Dataset rows describing interfaces

*** Block opens ***

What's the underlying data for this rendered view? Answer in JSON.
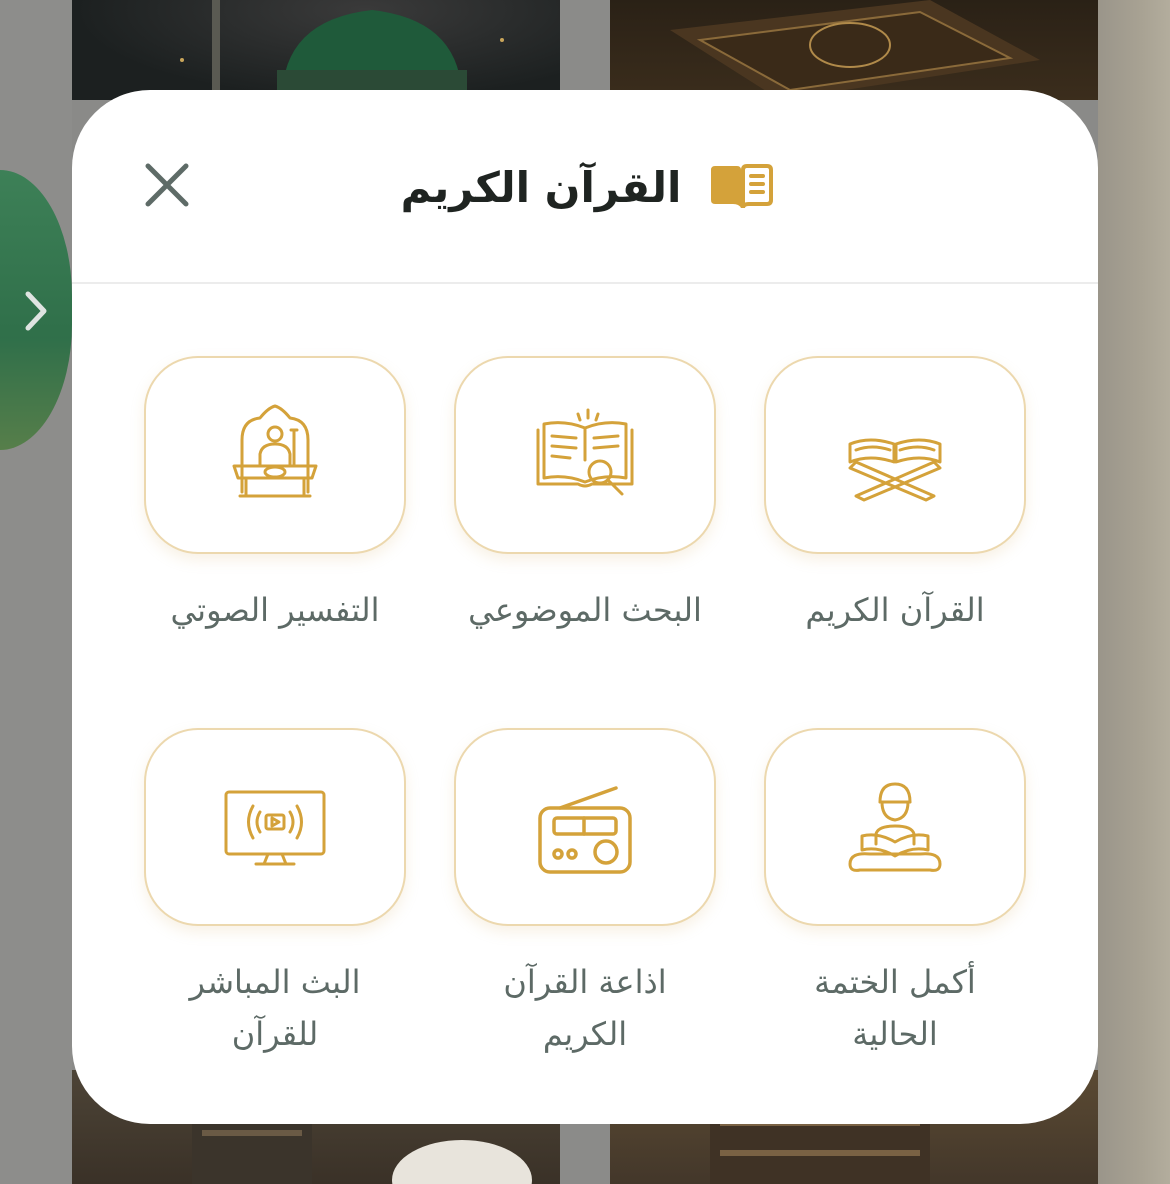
{
  "sheet": {
    "title": "القرآن الكريم",
    "title_icon": "open-book-icon",
    "close_icon": "close-icon"
  },
  "items": [
    {
      "label_lines": [
        "القرآن الكريم"
      ],
      "icon": "quran-stand-icon"
    },
    {
      "label_lines": [
        "البحث الموضوعي"
      ],
      "icon": "book-search-icon"
    },
    {
      "label_lines": [
        "التفسير الصوتي"
      ],
      "icon": "preacher-pulpit-icon"
    },
    {
      "label_lines": [
        "أكمل الختمة",
        "الحالية"
      ],
      "icon": "reading-person-icon"
    },
    {
      "label_lines": [
        "اذاعة القرآن",
        "الكريم"
      ],
      "icon": "radio-icon"
    },
    {
      "label_lines": [
        "البث المباشر",
        "للقرآن"
      ],
      "icon": "live-tv-icon"
    }
  ],
  "background": {
    "side_tab_icon": "chevron-right-icon"
  },
  "colors": {
    "accent_gold": "#D4A23A",
    "tile_border": "#ECD8AE",
    "label_text": "#5D6A66",
    "title_text": "#1F2421",
    "close_icon": "#5E6B67"
  }
}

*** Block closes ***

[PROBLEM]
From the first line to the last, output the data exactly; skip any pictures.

[FINISHED TASK]
What's the underlying data for this rendered view? Answer in JSON.
{
  "sheet": {
    "title": "القرآن الكريم",
    "title_icon": "open-book-icon",
    "close_icon": "close-icon"
  },
  "items": [
    {
      "label_lines": [
        "القرآن الكريم"
      ],
      "icon": "quran-stand-icon"
    },
    {
      "label_lines": [
        "البحث الموضوعي"
      ],
      "icon": "book-search-icon"
    },
    {
      "label_lines": [
        "التفسير الصوتي"
      ],
      "icon": "preacher-pulpit-icon"
    },
    {
      "label_lines": [
        "أكمل الختمة",
        "الحالية"
      ],
      "icon": "reading-person-icon"
    },
    {
      "label_lines": [
        "اذاعة القرآن",
        "الكريم"
      ],
      "icon": "radio-icon"
    },
    {
      "label_lines": [
        "البث المباشر",
        "للقرآن"
      ],
      "icon": "live-tv-icon"
    }
  ],
  "background": {
    "side_tab_icon": "chevron-right-icon"
  },
  "colors": {
    "accent_gold": "#D4A23A",
    "tile_border": "#ECD8AE",
    "label_text": "#5D6A66",
    "title_text": "#1F2421",
    "close_icon": "#5E6B67"
  }
}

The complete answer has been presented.